If a fan decides to jump on the field of play, I think they deserve what they get. Especially when they try to attack a player. The keeper tripped him in defense, and kicked him twice. The fan is lucky he didn't get worse or that AZ's teammates didn't join in. I have no sympathy for what happens to someone that decides to stupidly attack a player at a sporting event. If you want to cause an incident, you damned well better be ready for the consequences. Especially when you figure in the fact that you don't know if that person is just being stupid or if they intend to try to kill you (yes, there are some fans that think this way). And don't get me wrong, I am not saying that a player or players should rightly maim an attacking fan. But to trip him, get a couple of kicks in self defense, and then let security do their thing? I don't see a problem with that at all. And to get a red card for it? Not acceptable unless you go over the line in dealing with an opposing fan. End of rant.

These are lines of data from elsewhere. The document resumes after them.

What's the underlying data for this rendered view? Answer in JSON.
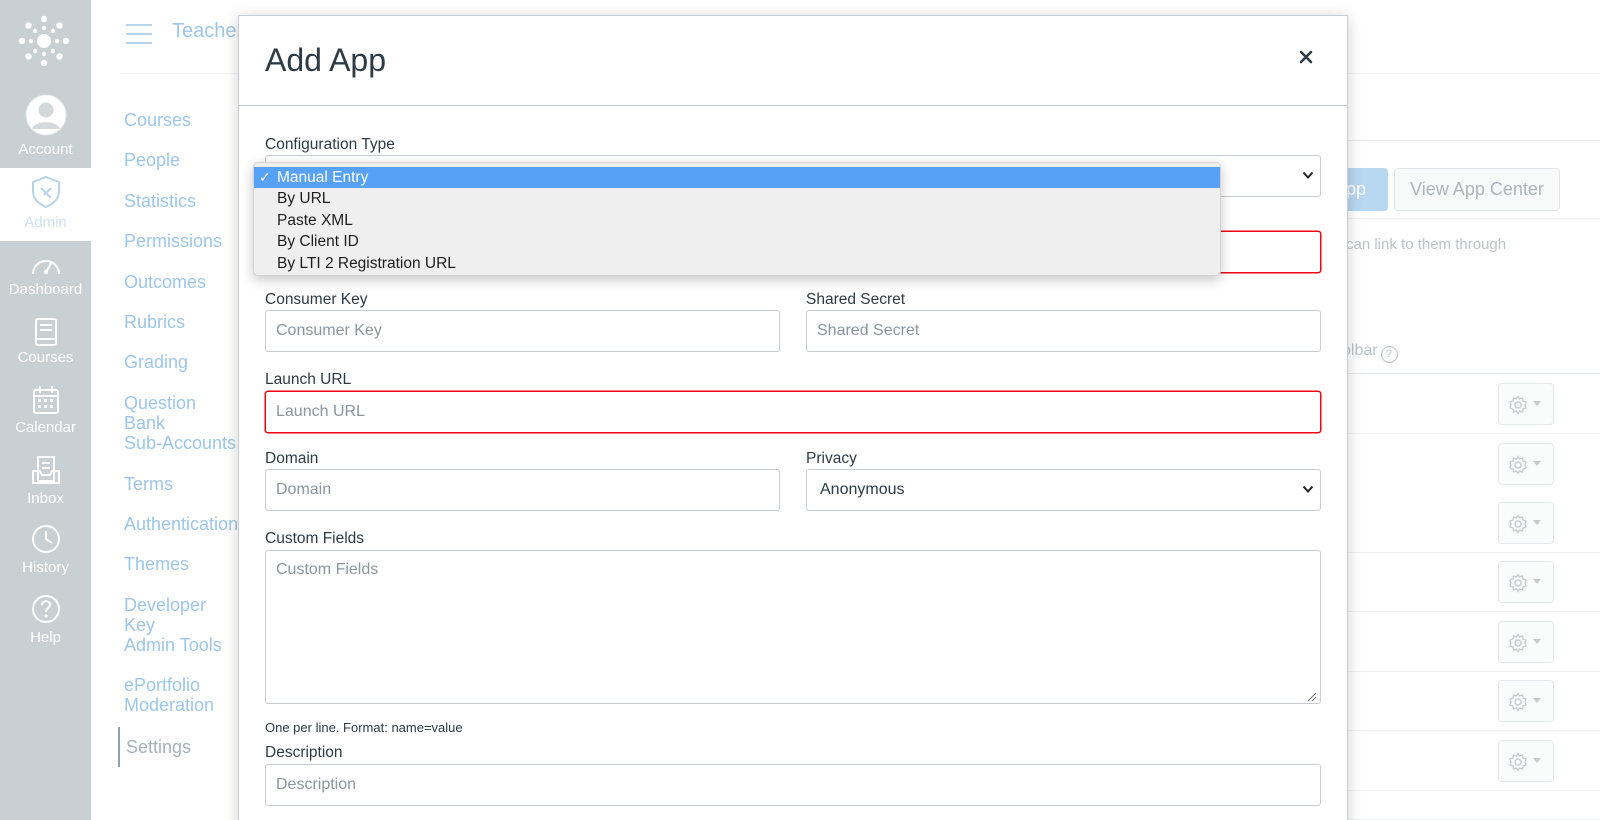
{
  "global_nav": {
    "items": [
      {
        "label": "Account",
        "icon": "account-icon"
      },
      {
        "label": "Admin",
        "icon": "admin-icon",
        "active": true
      },
      {
        "label": "Dashboard",
        "icon": "dashboard-icon"
      },
      {
        "label": "Courses",
        "icon": "courses-icon"
      },
      {
        "label": "Calendar",
        "icon": "calendar-icon"
      },
      {
        "label": "Inbox",
        "icon": "inbox-icon"
      },
      {
        "label": "History",
        "icon": "history-icon"
      },
      {
        "label": "Help",
        "icon": "help-icon"
      }
    ]
  },
  "background": {
    "breadcrumb": "Teacher",
    "sub_nav": [
      "Courses",
      "People",
      "Statistics",
      "Permissions",
      "Outcomes",
      "Rubrics",
      "Grading",
      "Question Bank",
      "Sub-Accounts",
      "Terms",
      "Authentication",
      "Themes",
      "Developer Key",
      "Admin Tools",
      "ePortfolio Moderation"
    ],
    "sub_nav_current": "Settings",
    "add_app_button": "pp",
    "view_app_center_button": "View App Center",
    "hint_text": "can link to them through",
    "toolbar_label": "olbar",
    "help_glyph": "?"
  },
  "modal": {
    "title": "Add App",
    "close_glyph": "×",
    "configuration_type": {
      "label": "Configuration Type",
      "selected": "Manual Entry",
      "options": [
        "Manual Entry",
        "By URL",
        "Paste XML",
        "By Client ID",
        "By LTI 2 Registration URL"
      ],
      "check_glyph": "✓"
    },
    "consumer_key": {
      "label": "Consumer Key",
      "placeholder": "Consumer Key"
    },
    "shared_secret": {
      "label": "Shared Secret",
      "placeholder": "Shared Secret"
    },
    "launch_url": {
      "label": "Launch URL",
      "placeholder": "Launch URL"
    },
    "domain": {
      "label": "Domain",
      "placeholder": "Domain"
    },
    "privacy": {
      "label": "Privacy",
      "value": "Anonymous"
    },
    "custom_fields": {
      "label": "Custom Fields",
      "placeholder": "Custom Fields",
      "help": "One per line. Format: name=value"
    },
    "description": {
      "label": "Description",
      "placeholder": "Description"
    }
  },
  "colors": {
    "accent": "#57a1f6",
    "error": "#ee0612",
    "nav_bg": "#c9d0d4"
  }
}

**Update: This story was going to be posted yesterday, but since James had a piece ready to go, it got pushed back until today. Since then, the Dutch soccer powers that be have rescinded Alvarado's red card in light of the special situation. So that is good news to me. However, I thought it would still make for a good discussion, so I have left my original thoughts above. I have also left the poll the same for those that think the red card should stand. I still stand behind my view that the fan got what he deserved.
Question of the Day:
I am gonna tie this in to the last point of the hat trick. What say you, the readers? Do you think the keeper was right in what he did? Do you think he should have seen a red card for it? I thought this would make for a pretty good debate from most of the comments I read on various sites. Weigh in below with the poll (and the comments if you would like).
Was the goalkeeper in the AZ-Ajax match right to defend himself against the attacking fan? Did he deserve a red card?
A. Yes, he was right to defend himself and didn't deserve a red card (14 votes)
B. Yes, he was right to defend himself but deserved a card (3 votes)
C. He shouldn't not have touched the fan and waited for security (0 votes)
D. Other (1 vote)
18 total votes